══ RECORDS TO USE ══
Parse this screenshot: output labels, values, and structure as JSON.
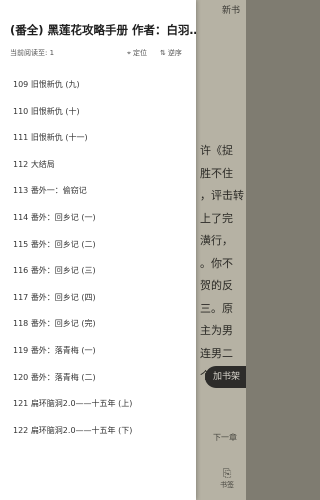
{
  "reader": {
    "top_fragment": "新书",
    "text_lines": [
      "许《捉",
      "胜不住",
      "，评击转",
      "上了完",
      "潢行，",
      "。你不",
      "贺的反",
      "三。原",
      "主为男",
      "连男二",
      "个大大"
    ],
    "add_shelf_label": "加书架",
    "next_chapter_label": "下一章",
    "bottom_tool_label": "书签",
    "bottom_tool_icon": "bookmark-icon"
  },
  "drawer": {
    "title": "(番全) 黑莲花攻略手册 作者：白羽…",
    "current_label": "当前阅读至: ",
    "current_value": "1",
    "locate_label": "定位",
    "locate_icon": "target-icon",
    "order_label": "逆序",
    "order_icon": "sort-icon",
    "chapters": [
      "109 旧恨新仇 (九)",
      "110 旧恨新仇 (十)",
      "111 旧恨新仇 (十一)",
      "112 大结局",
      "113 番外一：偷窃记",
      "114 番外：回乡记 (一)",
      "115 番外：回乡记 (二)",
      "116 番外：回乡记 (三)",
      "117 番外：回乡记 (四)",
      "118 番外：回乡记 (完)",
      "119 番外：落青梅 (一)",
      "120 番外：落青梅 (二)",
      "121 扁环脑洞2.0——十五年 (上)",
      "122 扁环脑洞2.0——十五年 (下)"
    ]
  }
}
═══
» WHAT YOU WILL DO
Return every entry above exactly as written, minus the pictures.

» RESULT
Parse this screenshot: output labels, values, and structure as JSON.
{
  "reader": {
    "top_fragment": "新书",
    "text_lines": [
      "许《捉",
      "胜不住",
      "，评击转",
      "上了完",
      "潢行，",
      "。你不",
      "贺的反",
      "三。原",
      "主为男",
      "连男二",
      "个大大"
    ],
    "add_shelf_label": "加书架",
    "next_chapter_label": "下一章",
    "bottom_tool_label": "书签",
    "bottom_tool_icon": "bookmark-icon"
  },
  "drawer": {
    "title": "(番全) 黑莲花攻略手册 作者：白羽…",
    "current_label": "当前阅读至: ",
    "current_value": "1",
    "locate_label": "定位",
    "locate_icon": "target-icon",
    "order_label": "逆序",
    "order_icon": "sort-icon",
    "chapters": [
      "109 旧恨新仇 (九)",
      "110 旧恨新仇 (十)",
      "111 旧恨新仇 (十一)",
      "112 大结局",
      "113 番外一：偷窃记",
      "114 番外：回乡记 (一)",
      "115 番外：回乡记 (二)",
      "116 番外：回乡记 (三)",
      "117 番外：回乡记 (四)",
      "118 番外：回乡记 (完)",
      "119 番外：落青梅 (一)",
      "120 番外：落青梅 (二)",
      "121 扁环脑洞2.0——十五年 (上)",
      "122 扁环脑洞2.0——十五年 (下)"
    ]
  }
}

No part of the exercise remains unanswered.